Task requirements = Check each line of the entries below for the string "Ctrl" and state how many lines have it, with no other text.
[[ Records to use, beginning ]]
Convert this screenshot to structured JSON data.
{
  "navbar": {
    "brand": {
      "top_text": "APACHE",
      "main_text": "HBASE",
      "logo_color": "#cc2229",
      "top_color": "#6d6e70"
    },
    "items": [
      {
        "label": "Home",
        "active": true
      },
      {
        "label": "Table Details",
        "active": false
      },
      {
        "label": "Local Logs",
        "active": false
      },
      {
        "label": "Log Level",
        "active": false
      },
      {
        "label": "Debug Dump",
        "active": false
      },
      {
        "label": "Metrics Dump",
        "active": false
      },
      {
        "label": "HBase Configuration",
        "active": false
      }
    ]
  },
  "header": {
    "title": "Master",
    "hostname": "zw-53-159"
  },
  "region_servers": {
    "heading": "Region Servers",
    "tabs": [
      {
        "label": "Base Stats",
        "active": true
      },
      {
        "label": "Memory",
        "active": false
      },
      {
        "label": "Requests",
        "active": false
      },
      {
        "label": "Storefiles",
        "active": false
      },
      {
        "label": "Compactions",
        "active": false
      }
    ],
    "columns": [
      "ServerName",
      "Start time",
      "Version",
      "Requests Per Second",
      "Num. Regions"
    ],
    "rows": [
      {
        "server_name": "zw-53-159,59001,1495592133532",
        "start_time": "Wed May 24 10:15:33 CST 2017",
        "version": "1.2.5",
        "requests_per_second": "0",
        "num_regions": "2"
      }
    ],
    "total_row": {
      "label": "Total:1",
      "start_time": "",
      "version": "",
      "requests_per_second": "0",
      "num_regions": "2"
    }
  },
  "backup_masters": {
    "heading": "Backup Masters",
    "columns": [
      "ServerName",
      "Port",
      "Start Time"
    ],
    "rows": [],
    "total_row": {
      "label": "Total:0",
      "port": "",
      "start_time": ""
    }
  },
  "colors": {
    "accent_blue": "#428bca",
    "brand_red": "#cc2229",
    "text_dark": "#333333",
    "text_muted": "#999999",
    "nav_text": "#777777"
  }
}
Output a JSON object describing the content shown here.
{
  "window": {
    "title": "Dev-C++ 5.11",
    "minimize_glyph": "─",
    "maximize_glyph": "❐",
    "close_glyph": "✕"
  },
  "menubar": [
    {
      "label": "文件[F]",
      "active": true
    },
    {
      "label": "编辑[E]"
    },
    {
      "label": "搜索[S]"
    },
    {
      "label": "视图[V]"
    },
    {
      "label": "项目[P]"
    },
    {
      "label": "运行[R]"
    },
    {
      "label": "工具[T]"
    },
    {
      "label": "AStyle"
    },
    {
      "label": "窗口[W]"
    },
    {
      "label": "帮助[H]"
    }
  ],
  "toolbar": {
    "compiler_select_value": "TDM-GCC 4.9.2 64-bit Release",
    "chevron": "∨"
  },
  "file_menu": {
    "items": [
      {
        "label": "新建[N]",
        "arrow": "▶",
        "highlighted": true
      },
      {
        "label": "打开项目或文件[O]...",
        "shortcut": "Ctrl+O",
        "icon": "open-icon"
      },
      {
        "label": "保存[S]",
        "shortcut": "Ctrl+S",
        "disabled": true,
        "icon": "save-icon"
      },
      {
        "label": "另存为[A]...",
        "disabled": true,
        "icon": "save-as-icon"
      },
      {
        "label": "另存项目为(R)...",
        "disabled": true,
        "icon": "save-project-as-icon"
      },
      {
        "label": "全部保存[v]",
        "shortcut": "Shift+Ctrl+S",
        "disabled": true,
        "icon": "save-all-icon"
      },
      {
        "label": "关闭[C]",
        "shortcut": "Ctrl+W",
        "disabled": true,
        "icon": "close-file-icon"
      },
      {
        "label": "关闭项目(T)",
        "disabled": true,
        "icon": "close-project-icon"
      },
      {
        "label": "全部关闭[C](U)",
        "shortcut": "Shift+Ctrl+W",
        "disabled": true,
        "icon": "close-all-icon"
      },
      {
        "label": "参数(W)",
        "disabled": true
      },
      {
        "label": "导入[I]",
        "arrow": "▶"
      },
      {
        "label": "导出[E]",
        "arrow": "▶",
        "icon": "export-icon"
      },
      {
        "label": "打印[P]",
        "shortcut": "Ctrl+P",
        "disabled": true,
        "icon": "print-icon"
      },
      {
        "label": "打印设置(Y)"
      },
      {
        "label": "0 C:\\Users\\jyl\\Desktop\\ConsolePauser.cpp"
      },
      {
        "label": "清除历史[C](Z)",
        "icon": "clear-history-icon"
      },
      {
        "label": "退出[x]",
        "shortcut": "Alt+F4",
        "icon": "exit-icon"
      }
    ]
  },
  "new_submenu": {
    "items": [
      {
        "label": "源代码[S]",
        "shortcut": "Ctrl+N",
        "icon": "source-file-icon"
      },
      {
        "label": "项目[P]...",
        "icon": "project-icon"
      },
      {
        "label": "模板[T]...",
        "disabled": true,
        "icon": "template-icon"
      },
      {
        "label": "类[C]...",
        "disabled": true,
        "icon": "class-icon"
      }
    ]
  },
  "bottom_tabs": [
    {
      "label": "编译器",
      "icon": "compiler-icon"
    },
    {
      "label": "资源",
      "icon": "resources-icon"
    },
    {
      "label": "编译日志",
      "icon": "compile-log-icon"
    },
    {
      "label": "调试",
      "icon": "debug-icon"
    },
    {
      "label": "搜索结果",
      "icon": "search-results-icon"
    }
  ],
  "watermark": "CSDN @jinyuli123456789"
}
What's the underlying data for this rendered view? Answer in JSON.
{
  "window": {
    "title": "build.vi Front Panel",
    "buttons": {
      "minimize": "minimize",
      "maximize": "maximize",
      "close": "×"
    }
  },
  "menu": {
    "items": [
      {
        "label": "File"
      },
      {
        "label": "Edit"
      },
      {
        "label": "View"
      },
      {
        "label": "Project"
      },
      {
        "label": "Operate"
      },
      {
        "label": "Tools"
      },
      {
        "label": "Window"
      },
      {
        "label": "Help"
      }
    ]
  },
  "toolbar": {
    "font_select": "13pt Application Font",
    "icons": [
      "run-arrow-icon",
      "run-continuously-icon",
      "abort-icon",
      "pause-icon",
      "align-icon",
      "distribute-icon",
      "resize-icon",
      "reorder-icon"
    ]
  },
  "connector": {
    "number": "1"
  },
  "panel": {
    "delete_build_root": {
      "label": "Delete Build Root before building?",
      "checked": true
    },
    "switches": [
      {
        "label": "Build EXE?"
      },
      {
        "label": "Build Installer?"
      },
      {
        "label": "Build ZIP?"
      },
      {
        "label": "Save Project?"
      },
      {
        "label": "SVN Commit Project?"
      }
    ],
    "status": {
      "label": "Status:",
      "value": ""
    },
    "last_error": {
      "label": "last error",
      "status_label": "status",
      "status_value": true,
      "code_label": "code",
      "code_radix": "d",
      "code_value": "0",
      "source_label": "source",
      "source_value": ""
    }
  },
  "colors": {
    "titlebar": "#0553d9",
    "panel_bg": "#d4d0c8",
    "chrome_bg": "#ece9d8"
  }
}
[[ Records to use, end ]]
Task output = 7